NEW YORK (GenomeWeb News) – A new £90 million ($140.1 million) center for big data analysis and drug discovery at Oxford University was launched today.
Called the Li Ka Shing Centre for Health Information and Discovery, the new center will comprise the Target Discovery Institute, which will be developed during phase one, and the Big Data Institute, to be developed during the second phase of the center.
The Li Ka Shing Foundation is providing £20 million to support the creation of the center, while the Higher Education Funding Council for England is providing £10 million through the second round of its Research Partnership Investment Fund for the Big Data Institute building.
The Target Discovery Institute received £10 million in the first RFIP round, Oxford said.
When completed, the center will employ up to 600 scientists.
A new building has been completed to house the Target Discovery Institute in the £35 million first phase of the center.

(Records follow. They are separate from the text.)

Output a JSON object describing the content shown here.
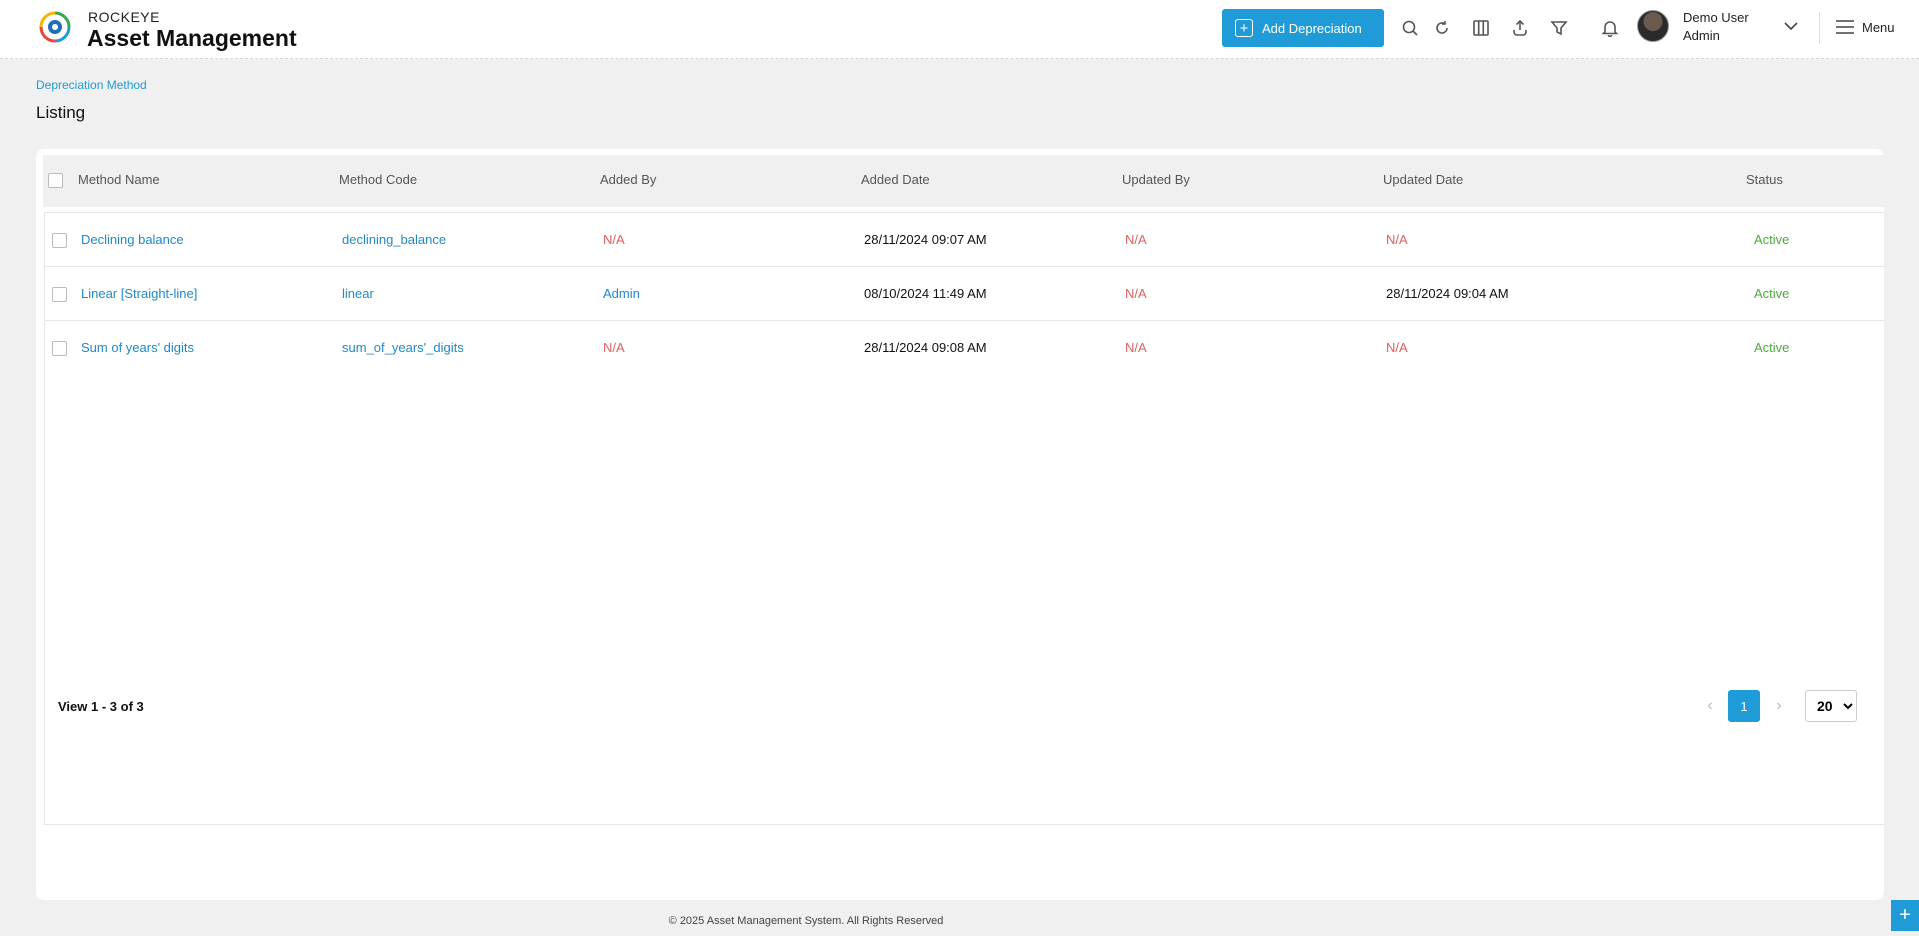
{
  "brand": {
    "top": "ROCKEYE",
    "name": "Asset Management"
  },
  "header": {
    "add_button": "Add Depreciation",
    "user_name": "Demo User",
    "user_role": "Admin",
    "menu_label": "Menu"
  },
  "breadcrumb": "Depreciation Method",
  "page_title": "Listing",
  "table": {
    "columns": [
      "Method Name",
      "Method Code",
      "Added By",
      "Added Date",
      "Updated By",
      "Updated Date",
      "Status"
    ],
    "rows": [
      {
        "name": "Declining balance",
        "code": "declining_balance",
        "added_by": "N/A",
        "added_date": "28/11/2024 09:07 AM",
        "updated_by": "N/A",
        "updated_date": "N/A",
        "status": "Active"
      },
      {
        "name": "Linear [Straight-line]",
        "code": "linear",
        "added_by": "Admin",
        "added_date": "08/10/2024 11:49 AM",
        "updated_by": "N/A",
        "updated_date": "28/11/2024 09:04 AM",
        "status": "Active"
      },
      {
        "name": "Sum of years' digits",
        "code": "sum_of_years'_digits",
        "added_by": "N/A",
        "added_date": "28/11/2024 09:08 AM",
        "updated_by": "N/A",
        "updated_date": "N/A",
        "status": "Active"
      }
    ]
  },
  "pagination": {
    "summary": "View 1 - 3 of 3",
    "current_page": "1",
    "page_size": "20",
    "prev": "‹",
    "next": "›"
  },
  "footer": {
    "copyright": "© 2025 Asset Management System. All Rights Reserved",
    "fab": "+"
  },
  "colors": {
    "accent": "#1f9bd7",
    "link": "#1f89c8",
    "na": "#e06060",
    "active": "#4caa3c"
  },
  "icons": [
    "search-icon",
    "refresh-icon",
    "columns-icon",
    "export-icon",
    "filter-icon",
    "bell-icon",
    "chevron-down-icon",
    "hamburger-icon"
  ]
}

There, research will be carried out to generate data about disease using genomic and chemical screens with the goal of identifying drug targets that industry can then pursue.
Oxford said that poor target selection is a major reason for drug development failures in the pharmaceutical industry. The new institute will use new technologies for target identification, and then seek "to build new working practices with industry."
At the Big Data Institute, meanwhile, research will be conducted to develop approaches for generating, storing, and analyzing large datasets to better understand diseases and ways of treating them.
DNA sequencing, electronic patient records, comprehensive biological data on disease mechanisms, and other procedures have resulted in massive amounts of medical data, and as part of its mission, the Big Data Institute seeks to make "sense of large amounts of complex data, making the right comparisons to generate robust and useful answers, and ensuring the security of the data needs to protect personal privacy," Oxford said.
Research projects anticipated at the new center include those into genomic medicine as well as the use of genomics and other approaches in disease surveillance, and high-throughput and automated methods of accelerating the early stages of drug development.
"Big data will transform the way we treat patients and understand disease in the coming decades," Andrew Hamilton, vice-chancellor of Oxford University, said in a statement. "We are collecting much of this data already. We owe it to ourselves to make full use of it and deliver more effective treatments for all of us as patients. The Li Ka Shing Centre, and this enormously generous gift which underpins it, along with continued public investment, will be instrumental in driving this research forward."